Where the records below show the word "hint" in a line, please copy that line.

**********

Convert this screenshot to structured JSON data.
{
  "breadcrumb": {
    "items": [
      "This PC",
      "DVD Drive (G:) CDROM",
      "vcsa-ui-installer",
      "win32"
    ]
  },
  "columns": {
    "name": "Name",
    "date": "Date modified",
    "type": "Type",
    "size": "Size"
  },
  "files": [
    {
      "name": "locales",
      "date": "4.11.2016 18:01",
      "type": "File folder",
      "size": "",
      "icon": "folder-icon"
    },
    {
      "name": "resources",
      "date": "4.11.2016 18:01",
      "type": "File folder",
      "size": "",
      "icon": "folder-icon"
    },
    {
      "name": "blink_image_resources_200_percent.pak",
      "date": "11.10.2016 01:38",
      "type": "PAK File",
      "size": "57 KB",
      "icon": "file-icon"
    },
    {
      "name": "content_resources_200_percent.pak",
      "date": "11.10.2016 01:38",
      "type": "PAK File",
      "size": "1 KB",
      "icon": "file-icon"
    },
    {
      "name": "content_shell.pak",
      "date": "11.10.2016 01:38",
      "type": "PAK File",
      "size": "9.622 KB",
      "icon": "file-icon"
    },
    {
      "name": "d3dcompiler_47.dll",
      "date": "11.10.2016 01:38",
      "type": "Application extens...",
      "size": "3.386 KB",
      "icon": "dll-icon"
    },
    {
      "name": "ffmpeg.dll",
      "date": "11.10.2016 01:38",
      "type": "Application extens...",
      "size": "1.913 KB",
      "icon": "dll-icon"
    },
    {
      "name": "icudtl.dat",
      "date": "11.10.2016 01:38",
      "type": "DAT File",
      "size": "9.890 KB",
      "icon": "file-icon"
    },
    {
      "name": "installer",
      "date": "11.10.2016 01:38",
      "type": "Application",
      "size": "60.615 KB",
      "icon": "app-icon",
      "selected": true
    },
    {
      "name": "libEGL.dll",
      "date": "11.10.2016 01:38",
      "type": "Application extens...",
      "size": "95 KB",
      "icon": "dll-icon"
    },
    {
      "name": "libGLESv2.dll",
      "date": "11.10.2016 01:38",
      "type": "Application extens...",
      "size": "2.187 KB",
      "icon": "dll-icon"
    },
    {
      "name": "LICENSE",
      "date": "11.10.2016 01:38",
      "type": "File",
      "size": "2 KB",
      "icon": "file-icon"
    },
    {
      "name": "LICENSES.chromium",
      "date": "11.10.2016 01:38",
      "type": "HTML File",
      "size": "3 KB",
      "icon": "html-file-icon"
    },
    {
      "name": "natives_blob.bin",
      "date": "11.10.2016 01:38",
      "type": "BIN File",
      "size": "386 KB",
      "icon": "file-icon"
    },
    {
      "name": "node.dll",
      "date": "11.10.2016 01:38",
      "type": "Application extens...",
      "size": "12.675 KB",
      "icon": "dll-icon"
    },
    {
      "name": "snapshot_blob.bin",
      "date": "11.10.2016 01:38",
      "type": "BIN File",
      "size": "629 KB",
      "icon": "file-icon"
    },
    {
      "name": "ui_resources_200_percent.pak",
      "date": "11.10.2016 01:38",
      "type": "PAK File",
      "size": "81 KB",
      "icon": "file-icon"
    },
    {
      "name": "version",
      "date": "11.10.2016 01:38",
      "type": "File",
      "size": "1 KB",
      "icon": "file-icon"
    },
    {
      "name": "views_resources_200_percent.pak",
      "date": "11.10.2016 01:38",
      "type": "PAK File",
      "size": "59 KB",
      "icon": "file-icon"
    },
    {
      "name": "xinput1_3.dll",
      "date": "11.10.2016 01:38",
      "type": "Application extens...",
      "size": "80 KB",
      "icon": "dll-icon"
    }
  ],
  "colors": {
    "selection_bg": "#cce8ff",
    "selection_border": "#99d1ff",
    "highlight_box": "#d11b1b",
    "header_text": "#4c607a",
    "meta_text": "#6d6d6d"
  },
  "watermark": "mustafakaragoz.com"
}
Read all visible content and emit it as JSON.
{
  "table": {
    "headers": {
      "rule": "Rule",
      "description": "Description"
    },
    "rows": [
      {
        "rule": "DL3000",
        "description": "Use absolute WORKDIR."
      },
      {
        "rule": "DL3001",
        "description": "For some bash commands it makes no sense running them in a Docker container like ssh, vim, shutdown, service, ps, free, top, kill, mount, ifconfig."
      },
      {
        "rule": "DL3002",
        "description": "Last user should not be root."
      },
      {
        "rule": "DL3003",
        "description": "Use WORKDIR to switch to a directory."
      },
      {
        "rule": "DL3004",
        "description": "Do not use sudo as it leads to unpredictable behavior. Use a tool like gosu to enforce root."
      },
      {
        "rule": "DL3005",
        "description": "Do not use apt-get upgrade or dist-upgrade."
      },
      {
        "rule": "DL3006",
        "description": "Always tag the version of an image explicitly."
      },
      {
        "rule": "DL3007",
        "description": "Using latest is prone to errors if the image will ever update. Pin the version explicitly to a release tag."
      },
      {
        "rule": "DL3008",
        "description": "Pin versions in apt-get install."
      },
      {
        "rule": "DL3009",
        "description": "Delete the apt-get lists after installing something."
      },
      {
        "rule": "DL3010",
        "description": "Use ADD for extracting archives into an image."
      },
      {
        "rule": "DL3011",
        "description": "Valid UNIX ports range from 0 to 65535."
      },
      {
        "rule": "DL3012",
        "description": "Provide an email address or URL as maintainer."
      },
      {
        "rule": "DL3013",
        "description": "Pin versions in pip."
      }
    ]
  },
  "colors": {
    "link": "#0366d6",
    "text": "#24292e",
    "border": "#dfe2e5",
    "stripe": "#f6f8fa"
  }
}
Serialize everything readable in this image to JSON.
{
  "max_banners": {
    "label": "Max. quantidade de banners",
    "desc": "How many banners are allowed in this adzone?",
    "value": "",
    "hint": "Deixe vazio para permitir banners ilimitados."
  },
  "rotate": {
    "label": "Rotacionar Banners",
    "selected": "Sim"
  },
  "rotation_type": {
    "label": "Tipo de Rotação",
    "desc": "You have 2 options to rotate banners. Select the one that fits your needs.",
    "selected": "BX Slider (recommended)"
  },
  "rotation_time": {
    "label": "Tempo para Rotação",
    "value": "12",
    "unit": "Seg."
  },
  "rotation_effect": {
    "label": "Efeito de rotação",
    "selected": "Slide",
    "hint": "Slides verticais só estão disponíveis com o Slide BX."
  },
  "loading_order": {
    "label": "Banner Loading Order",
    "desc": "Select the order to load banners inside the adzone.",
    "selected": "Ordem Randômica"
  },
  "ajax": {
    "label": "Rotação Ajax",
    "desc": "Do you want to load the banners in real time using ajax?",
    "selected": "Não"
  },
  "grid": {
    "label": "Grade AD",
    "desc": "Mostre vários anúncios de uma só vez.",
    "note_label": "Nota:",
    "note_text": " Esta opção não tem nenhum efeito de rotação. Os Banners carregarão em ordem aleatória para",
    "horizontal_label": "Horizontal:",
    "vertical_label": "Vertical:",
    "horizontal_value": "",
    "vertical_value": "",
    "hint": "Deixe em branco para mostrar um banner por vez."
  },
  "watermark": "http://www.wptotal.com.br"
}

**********

▸ **Task result**
    "hint": "Deixe vazio para permitir banners ilimitados."
    "hint": "Slides verticais só estão disponíveis com o Slide BX."
    "hint": "Deixe em branco para mostrar um banner por vez."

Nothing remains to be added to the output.